Unpaid work degrades the employees
By Cazzy Lewchuk, Staff Writer
Whether it’s working in retail, writing for a publication, or creating projects in an office, a job is a job. That means getting paid for it. After all, we all have to pay for rent and food. Sadly, it’s becoming more and more common to hire people—especially students—for unpaid jobs. Welcome to the wonderful world of unpaid internships.
Finding a job, especially one in the industry you want to work in, is tougher than ever these days. There’s the catch-22 of not having experience and needing experience in order to get experience. Unfortunately, many companies will hire interns for below-minimum wage or no pay at all. Instead, these internships are a way to develop experience, network, and get a feel for the industry. Some of them can even lead to a paid position after a satisfactory trial period—in other words, doing the exact same job you’ve been doing the whole time, but now getting paid as you legally should be. While such practices are technically illegal in BC, they’re difficult to define and are accompanied by loopholes, and those who partake are often oblivious to the law.
It’s not just internships either. The idea of unpaid work is very common in the art industry, a field notoriously difficult to make any money in. Almost every musician, actor, painter, etc. can tell a story of the time they were asked to do their jobs for free. Examples include playing a free concert because the venue “can’t afford” (doesn’t want) to pay you; acting in a low-budget film in exchange for food and “full reel credit”; and doing things that take years of development to do, that other more successful people in the field get paid to do.
Offering unpaid work is degrading. It implies that the work and the person doing it are not worthy of reimbursement. It suggests that trying to make a career out of what you enjoy doing is pointless and even laughable. Working for free is slave labour, yet the mentality in the unpaid work world is that this should be accepted without question. It suggests that those who work in an industry must gain “exposure” through doing unpaid work just to prove their worth, instead of being paid at once. While this is most common with arts-based gigs and jobs, it can be found in almost every industry.

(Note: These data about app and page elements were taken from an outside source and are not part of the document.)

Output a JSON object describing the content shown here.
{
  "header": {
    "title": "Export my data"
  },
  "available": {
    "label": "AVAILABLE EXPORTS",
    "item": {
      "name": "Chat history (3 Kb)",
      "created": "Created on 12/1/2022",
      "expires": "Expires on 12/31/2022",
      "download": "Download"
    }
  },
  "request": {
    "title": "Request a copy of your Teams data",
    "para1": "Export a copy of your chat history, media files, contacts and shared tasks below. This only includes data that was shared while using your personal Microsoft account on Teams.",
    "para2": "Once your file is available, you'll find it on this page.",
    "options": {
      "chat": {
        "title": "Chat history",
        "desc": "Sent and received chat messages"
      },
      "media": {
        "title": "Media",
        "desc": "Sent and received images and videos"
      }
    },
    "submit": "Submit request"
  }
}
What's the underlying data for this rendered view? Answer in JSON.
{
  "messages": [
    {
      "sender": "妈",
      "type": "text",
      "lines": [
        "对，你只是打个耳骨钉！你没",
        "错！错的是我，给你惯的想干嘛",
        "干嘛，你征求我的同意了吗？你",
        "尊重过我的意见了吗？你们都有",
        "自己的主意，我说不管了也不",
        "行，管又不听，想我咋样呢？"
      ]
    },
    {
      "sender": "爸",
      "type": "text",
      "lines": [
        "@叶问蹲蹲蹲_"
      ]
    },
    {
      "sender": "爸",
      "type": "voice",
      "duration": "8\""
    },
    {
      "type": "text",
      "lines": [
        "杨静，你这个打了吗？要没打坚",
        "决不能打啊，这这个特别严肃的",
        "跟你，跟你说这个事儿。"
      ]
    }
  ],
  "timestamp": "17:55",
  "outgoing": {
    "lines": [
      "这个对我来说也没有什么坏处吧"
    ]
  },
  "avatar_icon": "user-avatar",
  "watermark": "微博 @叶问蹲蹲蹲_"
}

As long as unpaid jobs keep being applied for, they will be encouraged in the workforce. More and more employees will offer them, and it will become even more difficult to find meaningful paid work. Do yourself a favour and don’t accept unpaid jobs. Demand to be paid at least minimum wage for the work you’re doing, just like any other professional in the field. If no one was willing to sacrifice their professionalism, all unpaid gigs and jobs would disappear. Employers would realize all work should be compensated for and jobs would become easier to find. In addition, there would be a much greater demand for the work. Everyone wins when wages are offered.